Georgia Department of Transportation officials previously sounded the alarm that inflation was driving up the cost of projects.

A review of GDOT announcements by The Center Square over the first 10 months of the past two fiscal years shows the agency’s board has awarded nearly 21.3% fewer project contracts this fiscal year, but the cost of those has increased by about 16%.

Based on announcements, between July 2022 and April 2023, transportation officials said they awarded 221 contracts totaling $1.7 billion. Between July 2023 and April 2024, the agency said it awarded 174 projects costing $1.9 billion.

A department spokesperson did not respond to a request to confirm the numbers. In October 2022, an agency spokeswoman confirmed to The Center Square that inflation was driving up the cost of road projects in Georgia, with some project bids more than 40% higher than projected.

Last week, transportation officials announced they let an additional eight projects. On Friday, Peach State officials approved $16.9 million in loans and grants for five transportation infrastructure projects across the state.

The state’s fiscal year starts on July 1.

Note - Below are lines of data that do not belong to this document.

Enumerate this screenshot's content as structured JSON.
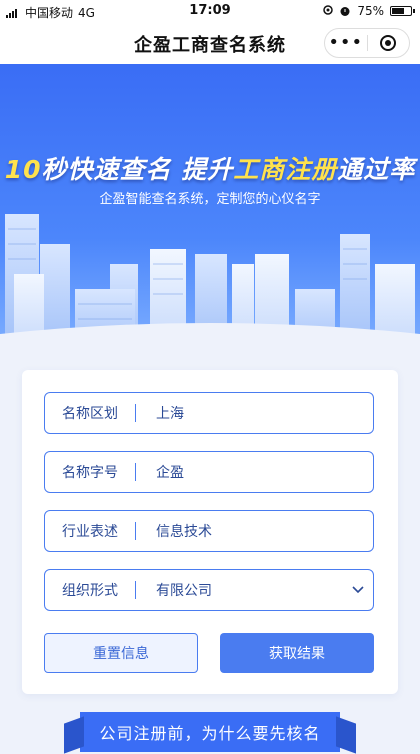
{
  "status_bar": {
    "carrier": "中国移动",
    "network": "4G",
    "time": "17:09",
    "battery": "75%",
    "battery_level": 0.75
  },
  "nav": {
    "title": "企盈工商查名系统",
    "more_icon": "more-dots-icon",
    "close_icon": "target-close-icon"
  },
  "banner": {
    "headline_num": "10",
    "headline_a": "秒快速查名  提升",
    "headline_b": "工商注册",
    "headline_c": "通过率",
    "subline": "企盈智能查名系统，定制您的心仪名字"
  },
  "form": {
    "fields": [
      {
        "label": "名称区划",
        "value": "上海"
      },
      {
        "label": "名称字号",
        "value": "企盈"
      },
      {
        "label": "行业表述",
        "value": "信息技术"
      },
      {
        "label": "组织形式",
        "value": "有限公司"
      }
    ],
    "reset_label": "重置信息",
    "submit_label": "获取结果"
  },
  "footer": {
    "ribbon_text": "公司注册前，为什么要先核名"
  },
  "colors": {
    "primary": "#4a7cf0",
    "banner_top": "#3a6df5",
    "accent_yellow": "#ffe24d"
  }
}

Transportation funding has been a priority for Republican Gov. Brian Kemp. At the start of the year, the governor recommended an additional $1.5 billion in state funds for the Georgia Department of Transportation for projects that “directly help move commuters and freight.”